▶ YOUR ASSIGNMENT
All entries must be given again exactly as written.

[Start of section]

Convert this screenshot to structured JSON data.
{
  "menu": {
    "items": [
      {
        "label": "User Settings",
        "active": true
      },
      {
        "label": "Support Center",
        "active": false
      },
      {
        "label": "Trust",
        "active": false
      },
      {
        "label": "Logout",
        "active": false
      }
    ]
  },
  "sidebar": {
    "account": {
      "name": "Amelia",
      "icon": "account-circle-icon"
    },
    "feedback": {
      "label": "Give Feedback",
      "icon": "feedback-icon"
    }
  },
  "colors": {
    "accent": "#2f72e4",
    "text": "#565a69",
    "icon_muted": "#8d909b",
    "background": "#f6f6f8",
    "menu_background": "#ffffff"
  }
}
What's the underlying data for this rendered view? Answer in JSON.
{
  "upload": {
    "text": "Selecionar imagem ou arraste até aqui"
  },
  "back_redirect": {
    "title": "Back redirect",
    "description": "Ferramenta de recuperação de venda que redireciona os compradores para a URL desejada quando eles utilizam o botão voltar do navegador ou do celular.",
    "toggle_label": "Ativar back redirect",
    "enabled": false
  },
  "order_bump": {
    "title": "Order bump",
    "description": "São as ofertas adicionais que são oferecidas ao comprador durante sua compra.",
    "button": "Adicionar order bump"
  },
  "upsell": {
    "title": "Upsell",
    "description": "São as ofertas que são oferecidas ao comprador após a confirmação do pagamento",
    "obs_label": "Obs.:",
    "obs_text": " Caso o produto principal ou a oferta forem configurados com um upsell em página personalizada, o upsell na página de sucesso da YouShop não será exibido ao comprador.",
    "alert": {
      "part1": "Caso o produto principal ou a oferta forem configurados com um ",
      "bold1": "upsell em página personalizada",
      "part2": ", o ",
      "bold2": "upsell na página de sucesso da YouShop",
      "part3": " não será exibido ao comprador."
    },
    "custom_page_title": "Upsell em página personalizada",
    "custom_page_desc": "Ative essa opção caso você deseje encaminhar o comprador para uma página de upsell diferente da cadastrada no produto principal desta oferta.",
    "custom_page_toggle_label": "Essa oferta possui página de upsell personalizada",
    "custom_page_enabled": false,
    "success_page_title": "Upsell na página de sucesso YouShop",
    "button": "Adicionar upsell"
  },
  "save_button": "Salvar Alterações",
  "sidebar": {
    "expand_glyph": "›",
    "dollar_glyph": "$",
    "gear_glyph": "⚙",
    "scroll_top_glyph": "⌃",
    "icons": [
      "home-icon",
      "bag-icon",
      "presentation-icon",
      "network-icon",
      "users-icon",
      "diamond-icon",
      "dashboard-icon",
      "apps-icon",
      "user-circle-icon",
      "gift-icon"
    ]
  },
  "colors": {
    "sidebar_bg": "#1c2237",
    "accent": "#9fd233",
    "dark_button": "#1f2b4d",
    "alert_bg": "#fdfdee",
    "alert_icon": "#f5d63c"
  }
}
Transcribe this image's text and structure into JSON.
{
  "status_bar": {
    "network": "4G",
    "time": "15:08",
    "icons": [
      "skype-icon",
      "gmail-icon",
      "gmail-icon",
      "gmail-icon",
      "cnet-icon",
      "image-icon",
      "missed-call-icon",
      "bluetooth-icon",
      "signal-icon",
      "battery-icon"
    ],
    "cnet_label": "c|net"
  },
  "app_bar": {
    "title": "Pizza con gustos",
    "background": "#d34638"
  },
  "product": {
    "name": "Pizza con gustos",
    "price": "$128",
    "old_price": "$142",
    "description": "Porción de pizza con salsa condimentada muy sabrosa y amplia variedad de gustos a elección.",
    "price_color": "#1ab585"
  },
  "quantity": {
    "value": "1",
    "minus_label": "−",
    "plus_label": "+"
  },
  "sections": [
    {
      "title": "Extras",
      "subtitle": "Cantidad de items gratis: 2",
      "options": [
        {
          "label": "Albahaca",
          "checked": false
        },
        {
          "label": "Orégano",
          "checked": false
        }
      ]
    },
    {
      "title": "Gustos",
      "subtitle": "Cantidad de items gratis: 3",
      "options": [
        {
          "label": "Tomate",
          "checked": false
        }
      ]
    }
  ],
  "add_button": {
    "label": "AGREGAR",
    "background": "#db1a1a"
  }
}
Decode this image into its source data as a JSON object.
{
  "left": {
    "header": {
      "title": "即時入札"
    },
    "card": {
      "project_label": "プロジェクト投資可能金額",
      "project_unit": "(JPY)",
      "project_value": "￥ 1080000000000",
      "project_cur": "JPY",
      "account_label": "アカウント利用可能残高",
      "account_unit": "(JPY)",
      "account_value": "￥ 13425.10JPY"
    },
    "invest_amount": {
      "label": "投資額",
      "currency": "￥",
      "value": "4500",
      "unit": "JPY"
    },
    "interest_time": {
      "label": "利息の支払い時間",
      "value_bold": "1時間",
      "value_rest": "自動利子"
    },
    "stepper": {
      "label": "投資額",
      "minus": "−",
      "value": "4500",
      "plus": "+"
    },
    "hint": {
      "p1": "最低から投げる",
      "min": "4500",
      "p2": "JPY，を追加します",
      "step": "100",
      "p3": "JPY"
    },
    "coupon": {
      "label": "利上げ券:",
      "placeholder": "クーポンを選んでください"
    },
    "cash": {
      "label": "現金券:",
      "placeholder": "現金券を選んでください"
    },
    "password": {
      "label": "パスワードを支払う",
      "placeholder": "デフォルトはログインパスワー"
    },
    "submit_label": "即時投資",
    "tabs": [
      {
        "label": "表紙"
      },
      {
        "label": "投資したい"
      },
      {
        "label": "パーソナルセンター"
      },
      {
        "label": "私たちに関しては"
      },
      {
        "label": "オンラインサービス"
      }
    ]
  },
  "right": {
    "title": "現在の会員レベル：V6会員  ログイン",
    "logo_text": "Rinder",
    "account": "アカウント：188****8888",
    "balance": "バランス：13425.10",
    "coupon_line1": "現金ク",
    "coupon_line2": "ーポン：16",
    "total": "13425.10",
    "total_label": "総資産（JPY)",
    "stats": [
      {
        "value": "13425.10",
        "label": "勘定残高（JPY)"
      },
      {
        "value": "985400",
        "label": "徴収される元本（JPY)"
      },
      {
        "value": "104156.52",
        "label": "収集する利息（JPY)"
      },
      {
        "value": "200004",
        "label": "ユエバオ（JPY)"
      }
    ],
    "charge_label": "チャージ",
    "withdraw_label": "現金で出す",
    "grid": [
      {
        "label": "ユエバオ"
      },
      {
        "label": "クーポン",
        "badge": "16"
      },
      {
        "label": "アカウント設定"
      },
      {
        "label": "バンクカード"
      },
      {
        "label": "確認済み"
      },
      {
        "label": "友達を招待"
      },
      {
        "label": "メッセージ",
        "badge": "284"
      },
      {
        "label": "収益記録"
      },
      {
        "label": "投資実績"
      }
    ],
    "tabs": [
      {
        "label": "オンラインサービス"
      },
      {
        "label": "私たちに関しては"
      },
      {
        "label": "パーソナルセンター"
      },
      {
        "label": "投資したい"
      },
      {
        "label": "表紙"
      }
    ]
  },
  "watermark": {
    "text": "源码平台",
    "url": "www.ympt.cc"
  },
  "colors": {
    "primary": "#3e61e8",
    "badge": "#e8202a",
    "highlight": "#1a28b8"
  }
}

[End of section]

▶ EXERCISE ANSWER
Convert this screenshot to structured JSON data.
{
  "menu": {
    "items": [
      {
        "label": "User Settings",
        "active": true
      },
      {
        "label": "Support Center",
        "active": false
      },
      {
        "label": "Trust",
        "active": false
      },
      {
        "label": "Logout",
        "active": false
      }
    ]
  },
  "sidebar": {
    "account": {
      "name": "Amelia",
      "icon": "account-circle-icon"
    },
    "feedback": {
      "label": "Give Feedback",
      "icon": "feedback-icon"
    }
  },
  "colors": {
    "accent": "#2f72e4",
    "text": "#565a69",
    "icon_muted": "#8d909b",
    "background": "#f6f6f8",
    "menu_background": "#ffffff"
  }
}
What's the underlying data for this rendered view? Answer in JSON.
{
  "upload": {
    "text": "Selecionar imagem ou arraste até aqui"
  },
  "back_redirect": {
    "title": "Back redirect",
    "description": "Ferramenta de recuperação de venda que redireciona os compradores para a URL desejada quando eles utilizam o botão voltar do navegador ou do celular.",
    "toggle_label": "Ativar back redirect",
    "enabled": false
  },
  "order_bump": {
    "title": "Order bump",
    "description": "São as ofertas adicionais que são oferecidas ao comprador durante sua compra.",
    "button": "Adicionar order bump"
  },
  "upsell": {
    "title": "Upsell",
    "description": "São as ofertas que são oferecidas ao comprador após a confirmação do pagamento",
    "obs_label": "Obs.:",
    "obs_text": " Caso o produto principal ou a oferta forem configurados com um upsell em página personalizada, o upsell na página de sucesso da YouShop não será exibido ao comprador.",
    "alert": {
      "part1": "Caso o produto principal ou a oferta forem configurados com um ",
      "bold1": "upsell em página personalizada",
      "part2": ", o ",
      "bold2": "upsell na página de sucesso da YouShop",
      "part3": " não será exibido ao comprador."
    },
    "custom_page_title": "Upsell em página personalizada",
    "custom_page_desc": "Ative essa opção caso você deseje encaminhar o comprador para uma página de upsell diferente da cadastrada no produto principal desta oferta.",
    "custom_page_toggle_label": "Essa oferta possui página de upsell personalizada",
    "custom_page_enabled": false,
    "success_page_title": "Upsell na página de sucesso YouShop",
    "button": "Adicionar upsell"
  },
  "save_button": "Salvar Alterações",
  "sidebar": {
    "expand_glyph": "›",
    "dollar_glyph": "$",
    "gear_glyph": "⚙",
    "scroll_top_glyph": "⌃",
    "icons": [
      "home-icon",
      "bag-icon",
      "presentation-icon",
      "network-icon",
      "users-icon",
      "diamond-icon",
      "dashboard-icon",
      "apps-icon",
      "user-circle-icon",
      "gift-icon"
    ]
  },
  "colors": {
    "sidebar_bg": "#1c2237",
    "accent": "#9fd233",
    "dark_button": "#1f2b4d",
    "alert_bg": "#fdfdee",
    "alert_icon": "#f5d63c"
  }
}
Transcribe this image's text and structure into JSON.
{
  "status_bar": {
    "network": "4G",
    "time": "15:08",
    "icons": [
      "skype-icon",
      "gmail-icon",
      "gmail-icon",
      "gmail-icon",
      "cnet-icon",
      "image-icon",
      "missed-call-icon",
      "bluetooth-icon",
      "signal-icon",
      "battery-icon"
    ],
    "cnet_label": "c|net"
  },
  "app_bar": {
    "title": "Pizza con gustos",
    "background": "#d34638"
  },
  "product": {
    "name": "Pizza con gustos",
    "price": "$128",
    "old_price": "$142",
    "description": "Porción de pizza con salsa condimentada muy sabrosa y amplia variedad de gustos a elección.",
    "price_color": "#1ab585"
  },
  "quantity": {
    "value": "1",
    "minus_label": "−",
    "plus_label": "+"
  },
  "sections": [
    {
      "title": "Extras",
      "subtitle": "Cantidad de items gratis: 2",
      "options": [
        {
          "label": "Albahaca",
          "checked": false
        },
        {
          "label": "Orégano",
          "checked": false
        }
      ]
    },
    {
      "title": "Gustos",
      "subtitle": "Cantidad de items gratis: 3",
      "options": [
        {
          "label": "Tomate",
          "checked": false
        }
      ]
    }
  ],
  "add_button": {
    "label": "AGREGAR",
    "background": "#db1a1a"
  }
}
Decode this image into its source data as a JSON object.
{
  "left": {
    "header": {
      "title": "即時入札"
    },
    "card": {
      "project_label": "プロジェクト投資可能金額",
      "project_unit": "(JPY)",
      "project_value": "￥ 1080000000000",
      "project_cur": "JPY",
      "account_label": "アカウント利用可能残高",
      "account_unit": "(JPY)",
      "account_value": "￥ 13425.10JPY"
    },
    "invest_amount": {
      "label": "投資額",
      "currency": "￥",
      "value": "4500",
      "unit": "JPY"
    },
    "interest_time": {
      "label": "利息の支払い時間",
      "value_bold": "1時間",
      "value_rest": "自動利子"
    },
    "stepper": {
      "label": "投資額",
      "minus": "−",
      "value": "4500",
      "plus": "+"
    },
    "hint": {
      "p1": "最低から投げる",
      "min": "4500",
      "p2": "JPY，を追加します",
      "step": "100",
      "p3": "JPY"
    },
    "coupon": {
      "label": "利上げ券:",
      "placeholder": "クーポンを選んでください"
    },
    "cash": {
      "label": "現金券:",
      "placeholder": "現金券を選んでください"
    },
    "password": {
      "label": "パスワードを支払う",
      "placeholder": "デフォルトはログインパスワー"
    },
    "submit_label": "即時投資",
    "tabs": [
      {
        "label": "表紙"
      },
      {
        "label": "投資したい"
      },
      {
        "label": "パーソナルセンター"
      },
      {
        "label": "私たちに関しては"
      },
      {
        "label": "オンラインサービス"
      }
    ]
  },
  "right": {
    "title": "現在の会員レベル：V6会員  ログイン",
    "logo_text": "Rinder",
    "account": "アカウント：188****8888",
    "balance": "バランス：13425.10",
    "coupon_line1": "現金ク",
    "coupon_line2": "ーポン：16",
    "total": "13425.10",
    "total_label": "総資産（JPY)",
    "stats": [
      {
        "value": "13425.10",
        "label": "勘定残高（JPY)"
      },
      {
        "value": "985400",
        "label": "徴収される元本（JPY)"
      },
      {
        "value": "104156.52",
        "label": "収集する利息（JPY)"
      },
      {
        "value": "200004",
        "label": "ユエバオ（JPY)"
      }
    ],
    "charge_label": "チャージ",
    "withdraw_label": "現金で出す",
    "grid": [
      {
        "label": "ユエバオ"
      },
      {
        "label": "クーポン",
        "badge": "16"
      },
      {
        "label": "アカウント設定"
      },
      {
        "label": "バンクカード"
      },
      {
        "label": "確認済み"
      },
      {
        "label": "友達を招待"
      },
      {
        "label": "メッセージ",
        "badge": "284"
      },
      {
        "label": "収益記録"
      },
      {
        "label": "投資実績"
      }
    ],
    "tabs": [
      {
        "label": "オンラインサービス"
      },
      {
        "label": "私たちに関しては"
      },
      {
        "label": "パーソナルセンター"
      },
      {
        "label": "投資したい"
      },
      {
        "label": "表紙"
      }
    ]
  },
  "watermark": {
    "text": "源码平台",
    "url": "www.ympt.cc"
  },
  "colors": {
    "primary": "#3e61e8",
    "badge": "#e8202a",
    "highlight": "#1a28b8"
  }
}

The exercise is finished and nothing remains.